- _WORK REQUIRED_
Reproduce only this part of the listing: the line with "Transcribe this image's", plus every line after it through the last.

......

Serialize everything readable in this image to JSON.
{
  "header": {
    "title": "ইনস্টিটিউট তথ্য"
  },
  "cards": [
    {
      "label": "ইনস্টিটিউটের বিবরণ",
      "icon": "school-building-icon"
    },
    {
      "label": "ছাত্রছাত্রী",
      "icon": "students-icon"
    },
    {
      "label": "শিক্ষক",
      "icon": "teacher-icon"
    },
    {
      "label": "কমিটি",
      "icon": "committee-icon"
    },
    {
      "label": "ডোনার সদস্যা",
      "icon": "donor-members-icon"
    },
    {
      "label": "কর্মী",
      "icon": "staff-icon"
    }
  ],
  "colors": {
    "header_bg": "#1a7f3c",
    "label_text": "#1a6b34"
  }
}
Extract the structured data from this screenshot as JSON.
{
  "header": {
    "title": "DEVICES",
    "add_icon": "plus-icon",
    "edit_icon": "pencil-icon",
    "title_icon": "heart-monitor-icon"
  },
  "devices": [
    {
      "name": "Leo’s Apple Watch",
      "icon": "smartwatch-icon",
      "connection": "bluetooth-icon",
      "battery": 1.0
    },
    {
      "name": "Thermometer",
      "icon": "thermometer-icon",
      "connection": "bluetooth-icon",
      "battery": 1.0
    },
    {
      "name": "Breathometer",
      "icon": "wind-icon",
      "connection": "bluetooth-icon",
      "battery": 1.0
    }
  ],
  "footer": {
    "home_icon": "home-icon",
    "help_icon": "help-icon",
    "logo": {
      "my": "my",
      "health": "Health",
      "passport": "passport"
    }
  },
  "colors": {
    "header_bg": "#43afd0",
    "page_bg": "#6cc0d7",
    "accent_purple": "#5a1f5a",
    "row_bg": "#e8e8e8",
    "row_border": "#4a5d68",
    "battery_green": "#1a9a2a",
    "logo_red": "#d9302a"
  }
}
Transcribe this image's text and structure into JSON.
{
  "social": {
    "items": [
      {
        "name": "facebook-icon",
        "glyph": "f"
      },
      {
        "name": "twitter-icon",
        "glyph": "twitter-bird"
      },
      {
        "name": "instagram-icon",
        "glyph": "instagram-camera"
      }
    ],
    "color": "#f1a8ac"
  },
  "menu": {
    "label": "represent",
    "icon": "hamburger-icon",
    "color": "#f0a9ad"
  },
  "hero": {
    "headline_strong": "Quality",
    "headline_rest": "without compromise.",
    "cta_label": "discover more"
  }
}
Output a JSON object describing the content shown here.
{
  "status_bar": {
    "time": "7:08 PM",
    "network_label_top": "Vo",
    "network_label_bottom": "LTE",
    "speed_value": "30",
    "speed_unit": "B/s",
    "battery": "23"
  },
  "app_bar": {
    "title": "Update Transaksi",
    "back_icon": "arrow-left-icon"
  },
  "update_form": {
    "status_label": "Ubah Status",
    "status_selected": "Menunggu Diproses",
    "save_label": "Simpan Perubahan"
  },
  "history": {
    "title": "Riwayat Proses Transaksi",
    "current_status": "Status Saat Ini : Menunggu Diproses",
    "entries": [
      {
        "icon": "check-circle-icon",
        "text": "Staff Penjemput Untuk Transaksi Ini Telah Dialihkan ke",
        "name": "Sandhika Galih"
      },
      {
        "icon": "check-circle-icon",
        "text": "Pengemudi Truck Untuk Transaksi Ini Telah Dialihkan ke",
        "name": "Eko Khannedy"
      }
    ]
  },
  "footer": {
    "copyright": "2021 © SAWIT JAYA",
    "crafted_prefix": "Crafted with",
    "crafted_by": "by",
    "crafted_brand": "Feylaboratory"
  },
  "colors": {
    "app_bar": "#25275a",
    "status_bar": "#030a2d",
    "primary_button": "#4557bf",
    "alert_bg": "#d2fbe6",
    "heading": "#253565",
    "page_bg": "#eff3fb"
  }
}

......

- _SOLUTION_
Transcribe this image's text and structure into JSON.
{
  "social": {
    "items": [
      {
        "name": "facebook-icon",
        "glyph": "f"
      },
      {
        "name": "twitter-icon",
        "glyph": "twitter-bird"
      },
      {
        "name": "instagram-icon",
        "glyph": "instagram-camera"
      }
    ],
    "color": "#f1a8ac"
  },
  "menu": {
    "label": "represent",
    "icon": "hamburger-icon",
    "color": "#f0a9ad"
  },
  "hero": {
    "headline_strong": "Quality",
    "headline_rest": "without compromise.",
    "cta_label": "discover more"
  }
}
Output a JSON object describing the content shown here.
{
  "status_bar": {
    "time": "7:08 PM",
    "network_label_top": "Vo",
    "network_label_bottom": "LTE",
    "speed_value": "30",
    "speed_unit": "B/s",
    "battery": "23"
  },
  "app_bar": {
    "title": "Update Transaksi",
    "back_icon": "arrow-left-icon"
  },
  "update_form": {
    "status_label": "Ubah Status",
    "status_selected": "Menunggu Diproses",
    "save_label": "Simpan Perubahan"
  },
  "history": {
    "title": "Riwayat Proses Transaksi",
    "current_status": "Status Saat Ini : Menunggu Diproses",
    "entries": [
      {
        "icon": "check-circle-icon",
        "text": "Staff Penjemput Untuk Transaksi Ini Telah Dialihkan ke",
        "name": "Sandhika Galih"
      },
      {
        "icon": "check-circle-icon",
        "text": "Pengemudi Truck Untuk Transaksi Ini Telah Dialihkan ke",
        "name": "Eko Khannedy"
      }
    ]
  },
  "footer": {
    "copyright": "2021 © SAWIT JAYA",
    "crafted_prefix": "Crafted with",
    "crafted_by": "by",
    "crafted_brand": "Feylaboratory"
  },
  "colors": {
    "app_bar": "#25275a",
    "status_bar": "#030a2d",
    "primary_button": "#4557bf",
    "alert_bg": "#d2fbe6",
    "heading": "#253565",
    "page_bg": "#eff3fb"
  }
}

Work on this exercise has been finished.